So here's the deal. Lewis was a pretty good storyteller, but not a very good writer, and what he did here was write a story with no clearly delineated plot, no climax, and no proper denouement just to tell one important thing (I'm assuming what Aslan tells Lucy and Edmund in the end is what was supposed to be the point of all this), which he could have done with less story and more plot. So unless you're a hardcore fan of the Narnia series, or you're OCD like me and absolutely have to read every book, then I say skip it.
P.S. If Eustace getting baptized by Aslan after he repented for his prickish ways wasn't anvilicious enough, Aslan showing up as a lamb in the final scene really drives it home.
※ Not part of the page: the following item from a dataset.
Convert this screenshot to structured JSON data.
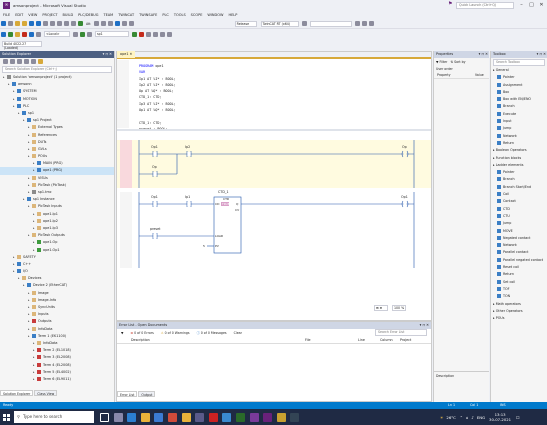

Thank you, Mr. Lewis, we totally would've missed your amazingly subtle point if you hadn't bludgeoned us half to death with it....more
For a book entitled Prince Caspian, I would've liked for more of the story to actually have been about Caspian, rather than the Pevensies. I feel likeFor a book entitled Prince Caspian, I would've liked for more of the story to actually have been about Caspian, rather than the Pevensies. I feel like Lewis could've contrived a better way of bringing the children into the story that didn't involve taking up about a third of the book with their journey from the ruins to Aslan's How. It felt largely unnecessary to me, except as a vehicle for Important Religious Message #2, and I would've much preferred if Lewis had devoted more of the narrative instead to elaborating on the fight between Caspian and Miraz, which was pretty much the entire point of the book in the first place.
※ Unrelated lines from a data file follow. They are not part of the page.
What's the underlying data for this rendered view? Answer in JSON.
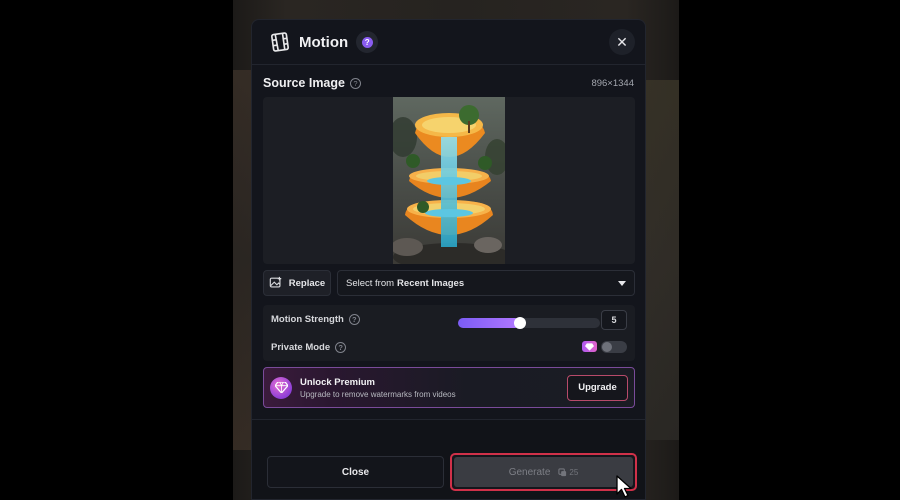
{
  "modal": {
    "title": "Motion",
    "help_icon": "question-icon",
    "close_icon": "close-icon"
  },
  "source": {
    "label": "Source Image",
    "dimensions": "896×1344",
    "image_semantic": "orange-slice-waterfall-image"
  },
  "actions": {
    "replace_label": "Replace",
    "select_prefix": "Select from",
    "select_bold": "Recent Images"
  },
  "settings": {
    "motion_strength_label": "Motion Strength",
    "motion_strength_value": "5",
    "motion_strength_fraction": 0.44,
    "private_mode_label": "Private Mode",
    "private_mode_on": false
  },
  "premium": {
    "title": "Unlock Premium",
    "subtitle": "Upgrade to remove watermarks from videos",
    "upgrade_label": "Upgrade"
  },
  "footer": {
    "close_label": "Close",
    "generate_label": "Generate",
    "generate_cost": "25"
  },
  "colors": {
    "accent_purple": "#8a5cf0",
    "highlight_red": "#d03149",
    "premium_pink": "#e061c9"
  }
}
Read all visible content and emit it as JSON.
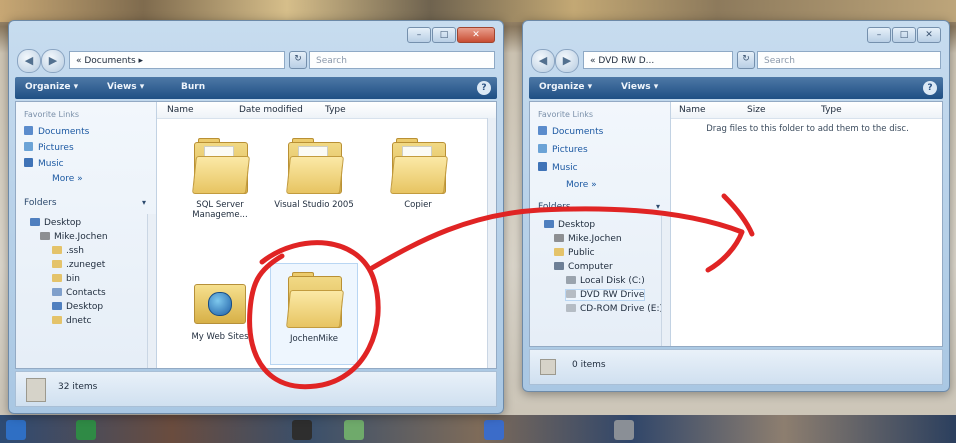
{
  "left_window": {
    "address": "« Documents ▸",
    "search_placeholder": "Search",
    "toolbar": {
      "organize": "Organize ▾",
      "views": "Views ▾",
      "burn": "Burn"
    },
    "columns": [
      "Name",
      "Date modified",
      "Type"
    ],
    "favorites_title": "Favorite Links",
    "favorites": [
      "Documents",
      "Pictures",
      "Music",
      "More »"
    ],
    "folders_title": "Folders",
    "tree": [
      "Desktop",
      "Mike.Jochen",
      ".ssh",
      ".zuneget",
      "bin",
      "Contacts",
      "Desktop",
      "dnetc"
    ],
    "items": [
      {
        "label": "SQL Server Manageme..."
      },
      {
        "label": "Visual Studio 2005"
      },
      {
        "label": "Copier"
      },
      {
        "label": "My Web Sites"
      },
      {
        "label": "JochenMike"
      }
    ],
    "status": "32 items"
  },
  "right_window": {
    "address": "« DVD RW D...",
    "search_placeholder": "Search",
    "toolbar": {
      "organize": "Organize ▾",
      "views": "Views ▾"
    },
    "columns": [
      "Name",
      "Size",
      "Type"
    ],
    "empty_message": "Drag files to this folder to add them to the disc.",
    "favorites_title": "Favorite Links",
    "favorites": [
      "Documents",
      "Pictures",
      "Music",
      "More »"
    ],
    "folders_title": "Folders",
    "tree": [
      "Desktop",
      "Mike.Jochen",
      "Public",
      "Computer",
      "Local Disk (C:)",
      "DVD RW Drive",
      "CD-ROM Drive (E:)"
    ],
    "status": "0 items"
  },
  "colors": {
    "annotation": "#e02424",
    "toolbar": "#2a5a8f",
    "folder": "#e8c96a"
  }
}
Also, I still really hate third person omniscient. Who ever thought this was a good idea? Seriously.
But since this is, after all, a children's book, I can't judge it too harshly. I doubt its target audience is going to be concerned with its literary shortcomings; all kids are going to care about is whether it's fun to read. And it is. Prince Caspian is another fast, fun little adventure in the Narnia series, with a lot of interesting new characters to meet, some suspense, some intrigue, a couple of fight scenes that would probably be exciting to the younger reader, and a few really good messages for kids, even if they are buried beneath a lot of anvilicious religious parallels....more
I liked this book better than its predecessor, largely because it felt like more of a proper story than, "A girl goes through a wardrobe to a magicalI liked this book better than its predecessor, largely because it felt like more of a proper story than, "A girl goes through a wardrobe to a magical land, and here, have some Christian allegory. And how about a bit more Christian allegory, with a side of Christian allegory, topped with Christian allegory?" Aslan is still Jesus, obviously, but he only shows up toward the end of the book, so you don't get overwhelmed by the religious message.
The rest of the book is a fun, fast-paced little adventure with interesting characters to meet and places to see. It sometimes requires a suspension of disbelief, and also suffers throughout from POV issues (I usually loathe third person omniscient, which reads like exactly what it is: a spastic writer with the neurotic compulsion to tell the story from every single character's perspective), but since this is a children's book, rather than something really intended for the more discerning adult, I'm willing to overlook that. Mostly....more